§ WHAT TO WORK ON: For the string "chevron", find every matching line in the records and copy it.

[Element data from apps and pages]
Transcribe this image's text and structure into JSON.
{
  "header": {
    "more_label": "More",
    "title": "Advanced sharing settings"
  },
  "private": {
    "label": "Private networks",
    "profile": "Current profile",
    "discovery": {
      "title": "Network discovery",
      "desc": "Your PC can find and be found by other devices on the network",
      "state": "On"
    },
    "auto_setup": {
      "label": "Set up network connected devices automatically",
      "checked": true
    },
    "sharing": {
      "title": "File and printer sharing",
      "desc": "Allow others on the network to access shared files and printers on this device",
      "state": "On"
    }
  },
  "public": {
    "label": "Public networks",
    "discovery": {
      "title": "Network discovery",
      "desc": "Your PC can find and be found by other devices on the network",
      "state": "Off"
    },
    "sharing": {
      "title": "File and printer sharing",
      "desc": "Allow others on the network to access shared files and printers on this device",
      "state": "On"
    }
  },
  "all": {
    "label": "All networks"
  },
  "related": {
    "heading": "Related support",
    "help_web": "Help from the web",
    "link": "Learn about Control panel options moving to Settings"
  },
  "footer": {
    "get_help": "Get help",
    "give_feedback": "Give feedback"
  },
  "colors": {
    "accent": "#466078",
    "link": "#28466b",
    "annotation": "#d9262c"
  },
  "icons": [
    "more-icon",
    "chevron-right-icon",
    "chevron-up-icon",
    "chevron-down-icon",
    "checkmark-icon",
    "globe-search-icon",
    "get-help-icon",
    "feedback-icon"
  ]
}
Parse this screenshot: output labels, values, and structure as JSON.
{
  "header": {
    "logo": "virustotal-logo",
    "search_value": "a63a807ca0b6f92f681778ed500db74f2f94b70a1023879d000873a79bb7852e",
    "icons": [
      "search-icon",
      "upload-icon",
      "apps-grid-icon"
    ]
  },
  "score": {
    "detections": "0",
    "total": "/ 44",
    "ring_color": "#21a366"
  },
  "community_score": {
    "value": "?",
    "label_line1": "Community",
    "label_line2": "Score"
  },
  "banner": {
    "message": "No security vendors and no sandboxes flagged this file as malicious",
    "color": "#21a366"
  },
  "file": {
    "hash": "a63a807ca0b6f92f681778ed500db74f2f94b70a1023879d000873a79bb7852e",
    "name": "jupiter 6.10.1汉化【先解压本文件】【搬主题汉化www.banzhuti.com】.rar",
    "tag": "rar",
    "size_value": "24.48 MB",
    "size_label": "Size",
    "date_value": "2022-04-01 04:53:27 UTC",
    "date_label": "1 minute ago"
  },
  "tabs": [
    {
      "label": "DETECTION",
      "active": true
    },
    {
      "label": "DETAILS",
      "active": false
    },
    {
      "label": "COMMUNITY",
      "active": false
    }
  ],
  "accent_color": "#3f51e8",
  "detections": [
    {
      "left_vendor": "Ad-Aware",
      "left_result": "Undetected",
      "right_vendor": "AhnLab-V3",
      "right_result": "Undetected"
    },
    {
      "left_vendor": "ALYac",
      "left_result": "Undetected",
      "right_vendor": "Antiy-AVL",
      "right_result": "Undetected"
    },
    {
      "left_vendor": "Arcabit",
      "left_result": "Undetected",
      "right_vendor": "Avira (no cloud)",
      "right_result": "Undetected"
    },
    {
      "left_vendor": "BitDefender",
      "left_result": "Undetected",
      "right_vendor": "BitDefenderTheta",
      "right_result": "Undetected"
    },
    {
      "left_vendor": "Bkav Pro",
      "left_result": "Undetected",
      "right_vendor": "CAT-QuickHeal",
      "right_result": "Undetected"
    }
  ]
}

§ WRITTEN ANSWER:
    "chevron-right-icon",
    "chevron-up-icon",
    "chevron-down-icon",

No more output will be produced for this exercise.